Each of us has some mission in life that is ours and ours alone. No two
human beings are born with the same talents or the same challenges; no two
are born into the same familial situation or the identical time and place in
human history. These unique aspects of each of us constitute the raw
material within which our mission in life will unfold.
Targum Onekolos translates the words "a living being" in the verse (Genesis 2:7) ". . . And G-d blew into his nostrils the breath of life, and man became a
living being, as "l'ruach m'mal'la" a speaking being. The ability to speak
is thus intimately connected with the Divine soul that the Divine breathed into
Adam. Each of us was brought into the world to "speak," to proclaim
some aspect of G-d that no one else could. That proclamation is our
mission in life.
In the section of the Rosh Hashanah prayers known as zichronos (remembrances), a similar idea appears. The prayer describes how "the remembrance of everything fashioned
comes before You: everyone's deed and mission ( ma'aseh ish u'pikudaso)."
The Hebrew root pey-kuf-daled when used as a verb denotes an act of remembrance or recall. With respect to the Divine, there is no remembrance or recall in the same sense
as with human beings, since G-d is incapable of forgetting. Rather it means that He focuses His attention, as it were, on some event or state that from a human perspective is in the past.
The same three-letter root in its noun form refers to a mission (pekuda) or
task (tafkid). Thus the Divine's recall or remembrance, as on Rosh Hashanah, is
connected to our unique mission in life.
Rabbi Shraga Feivel Mendlowitz, the Jewish education pioneer, used to stress that there are two aspects to G-d's remembrance on Rosh Hashanah. The first is a person's deeds, which

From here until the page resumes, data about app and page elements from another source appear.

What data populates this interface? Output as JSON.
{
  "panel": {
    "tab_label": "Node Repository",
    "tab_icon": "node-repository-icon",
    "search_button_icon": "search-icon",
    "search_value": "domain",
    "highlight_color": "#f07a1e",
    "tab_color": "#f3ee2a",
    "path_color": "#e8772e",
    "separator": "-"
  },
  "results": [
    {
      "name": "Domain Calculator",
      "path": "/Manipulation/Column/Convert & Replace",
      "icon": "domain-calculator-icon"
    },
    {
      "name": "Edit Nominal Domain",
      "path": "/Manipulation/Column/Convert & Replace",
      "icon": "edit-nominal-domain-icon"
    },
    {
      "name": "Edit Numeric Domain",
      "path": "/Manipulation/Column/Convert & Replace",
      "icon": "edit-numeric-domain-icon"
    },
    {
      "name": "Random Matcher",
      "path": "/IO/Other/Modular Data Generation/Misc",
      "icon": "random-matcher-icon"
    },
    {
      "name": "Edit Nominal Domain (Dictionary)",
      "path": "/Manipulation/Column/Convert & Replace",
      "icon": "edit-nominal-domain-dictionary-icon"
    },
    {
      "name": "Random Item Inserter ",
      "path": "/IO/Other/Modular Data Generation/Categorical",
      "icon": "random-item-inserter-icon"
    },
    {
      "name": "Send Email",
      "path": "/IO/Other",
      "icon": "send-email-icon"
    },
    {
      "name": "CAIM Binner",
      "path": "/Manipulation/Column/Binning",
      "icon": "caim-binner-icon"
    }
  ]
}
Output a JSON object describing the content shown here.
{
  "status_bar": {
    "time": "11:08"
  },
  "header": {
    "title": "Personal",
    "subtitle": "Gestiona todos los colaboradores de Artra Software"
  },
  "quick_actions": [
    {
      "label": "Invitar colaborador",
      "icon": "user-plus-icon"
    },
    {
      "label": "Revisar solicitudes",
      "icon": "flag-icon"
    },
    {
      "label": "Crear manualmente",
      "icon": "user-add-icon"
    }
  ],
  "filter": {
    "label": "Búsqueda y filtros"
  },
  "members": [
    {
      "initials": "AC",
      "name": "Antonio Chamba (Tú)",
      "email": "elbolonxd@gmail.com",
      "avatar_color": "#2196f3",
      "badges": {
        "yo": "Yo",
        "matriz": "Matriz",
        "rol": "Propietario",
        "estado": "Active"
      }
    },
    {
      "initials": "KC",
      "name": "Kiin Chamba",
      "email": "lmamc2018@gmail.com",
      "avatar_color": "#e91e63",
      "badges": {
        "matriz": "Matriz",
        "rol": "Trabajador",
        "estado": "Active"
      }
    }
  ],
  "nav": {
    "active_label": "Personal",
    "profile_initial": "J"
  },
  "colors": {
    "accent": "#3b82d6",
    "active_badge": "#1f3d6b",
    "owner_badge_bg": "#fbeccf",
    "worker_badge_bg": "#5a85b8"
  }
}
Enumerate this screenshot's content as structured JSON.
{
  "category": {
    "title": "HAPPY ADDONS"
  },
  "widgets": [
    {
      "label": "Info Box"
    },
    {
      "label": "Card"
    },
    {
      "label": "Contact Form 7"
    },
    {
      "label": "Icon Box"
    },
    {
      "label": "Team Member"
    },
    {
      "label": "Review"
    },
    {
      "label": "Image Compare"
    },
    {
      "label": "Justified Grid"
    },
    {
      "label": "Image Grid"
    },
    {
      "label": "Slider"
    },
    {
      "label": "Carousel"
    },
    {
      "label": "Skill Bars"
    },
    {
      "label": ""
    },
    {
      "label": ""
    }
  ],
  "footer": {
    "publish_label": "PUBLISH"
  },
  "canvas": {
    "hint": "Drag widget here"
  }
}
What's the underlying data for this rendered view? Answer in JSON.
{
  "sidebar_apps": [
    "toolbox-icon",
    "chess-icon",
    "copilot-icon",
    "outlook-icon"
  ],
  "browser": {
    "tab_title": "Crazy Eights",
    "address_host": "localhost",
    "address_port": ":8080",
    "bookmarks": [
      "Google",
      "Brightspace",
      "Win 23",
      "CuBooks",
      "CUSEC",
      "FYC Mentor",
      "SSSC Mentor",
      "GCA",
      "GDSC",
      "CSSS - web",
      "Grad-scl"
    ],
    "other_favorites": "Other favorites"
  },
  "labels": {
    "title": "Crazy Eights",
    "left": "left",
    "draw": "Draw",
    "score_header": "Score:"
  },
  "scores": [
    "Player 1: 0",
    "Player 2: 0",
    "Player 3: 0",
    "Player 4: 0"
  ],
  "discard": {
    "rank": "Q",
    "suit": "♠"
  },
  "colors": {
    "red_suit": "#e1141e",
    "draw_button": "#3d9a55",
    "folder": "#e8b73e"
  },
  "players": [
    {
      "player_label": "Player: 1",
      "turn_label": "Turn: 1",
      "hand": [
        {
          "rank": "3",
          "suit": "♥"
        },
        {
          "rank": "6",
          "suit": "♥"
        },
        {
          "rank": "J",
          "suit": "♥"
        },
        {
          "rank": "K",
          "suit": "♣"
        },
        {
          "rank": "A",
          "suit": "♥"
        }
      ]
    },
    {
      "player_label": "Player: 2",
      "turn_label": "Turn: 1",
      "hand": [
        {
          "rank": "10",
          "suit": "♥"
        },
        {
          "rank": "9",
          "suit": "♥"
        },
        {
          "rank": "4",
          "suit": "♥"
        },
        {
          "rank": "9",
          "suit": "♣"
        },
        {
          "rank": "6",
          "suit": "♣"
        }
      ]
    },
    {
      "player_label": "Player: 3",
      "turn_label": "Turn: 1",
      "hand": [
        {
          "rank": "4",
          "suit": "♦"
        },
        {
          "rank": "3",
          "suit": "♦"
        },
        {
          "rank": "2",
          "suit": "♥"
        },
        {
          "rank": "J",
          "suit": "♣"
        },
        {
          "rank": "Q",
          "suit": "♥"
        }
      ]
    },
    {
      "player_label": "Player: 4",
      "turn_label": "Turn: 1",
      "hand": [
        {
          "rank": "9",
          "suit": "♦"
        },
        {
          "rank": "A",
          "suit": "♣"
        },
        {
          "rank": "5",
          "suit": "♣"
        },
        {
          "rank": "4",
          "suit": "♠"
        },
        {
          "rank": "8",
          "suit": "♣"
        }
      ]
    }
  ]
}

refers to his or her religious observance (ma'aseh ish). The second is to
the fulfillment of his or her unique mission in life (u'pikudaso). We might
think that the former is the most important aspect of our judgment on Rosh
Hashanah. But, Rabbi Shraga Feivel taught, that is not the case. The way that
we fulfill our mission is often most determinative of our judgment on Rosh
The Divine's remembrance or recall is most often associated with His mercy. Both
the Torah and Haftorah readings of the first day of Rosh Hashanah use terms
of G-d's remembrance in connection with His answering the prayers of
"Ve'Hashem pakad es Sarah And G-d remembered Sarah;"
"Va'yizkareha Hashem He remembered her [i.e., Channah]."
We beseech G-d on Rosh Hashanah to remember the Binding of Isaac and the ashes of
Isaac. And it is clear enough how the remembrance of the Binding
would arouse G-d's mercy towards their descendants. But we also invoke
G-d's remembrance of our unique mission. What is there about that that
unique mission that should arouse Divine mercy?
I would suggest that the remembrance that we were created with a specific
mission serves, as it were, to "remind" the Divine of all the high hopes He
invested in us at the moment of our Creation, when He implanted within us
our Divine soul. Perhaps too it serves to remind G-d that He, so to speak,
needs us, and that the purpose of Creation the Revelation of the Divine's glory
depends in some measure upon every single one of us.
Neither G-d's high hopes for us, or even His "need" for us, contradicts
the possibility of profound disappointment on His part at how far we have
fallen short of fulfilling our assignment. Yet knowledge that each of us has
been given such an assignment, and that we have a role to play in the Divine
symphony should fill us with optimism.
That optimism is part of the elevation we feel in the period leading up to
Rosh Hashanah. From Tisha B'Av, when we commemorate the destruction of the two Holy Temples, until Rosh Hashanah, we read the seven
haftoros of consolation from the prophet Isaiah. Coming after the utter
destruction of Tisha B'Av, the words of Isaiah hold out the possibility of
rectification and forgiveness.
The possibility of forgiveness is no guarantee. And so the hope we feel as
Rosh Hashanah approaches is tempered by our fear. Indeed our optimism is the
cause of our fear, as it say's in the holy day's prayers: "For with You is [the power of ] forgiveness, in order that you should be feared." Without the possibility of forgiveness, there is no reason to fear. If we have lost the possibility of forgiveness, there is no further reason to guard our actions, since, in any event, complete destruction awaits us.
Our hopes for Rosh Hashanah are intimately bound to our unique mission in
life since remembrance of that mission has the capacity to arouse G-d's
mercy. But only if we do our part and attach ourselves to that mission.
That means reflecting deeply about everything that makes us unique in order
that we discover our individual goal in life. It requires knowing our
weaknesses, but, even more importantly, according to the founder of the Jewish ethics movement, Rabbi Yisrael Salanter, knowing our strengths, since those strengths are the primary material which we possess to execute our mission. And it means asking what our fellow Jews and/or the larger society are lacking, and which of those things that are
lacking we have the ability to provide.
In order that the remembrance of our Divine mission pass favorably before
Him, it must first fully engage us, as we prepare for the Day of Judgement.
May we be inscribed in the Book of Life.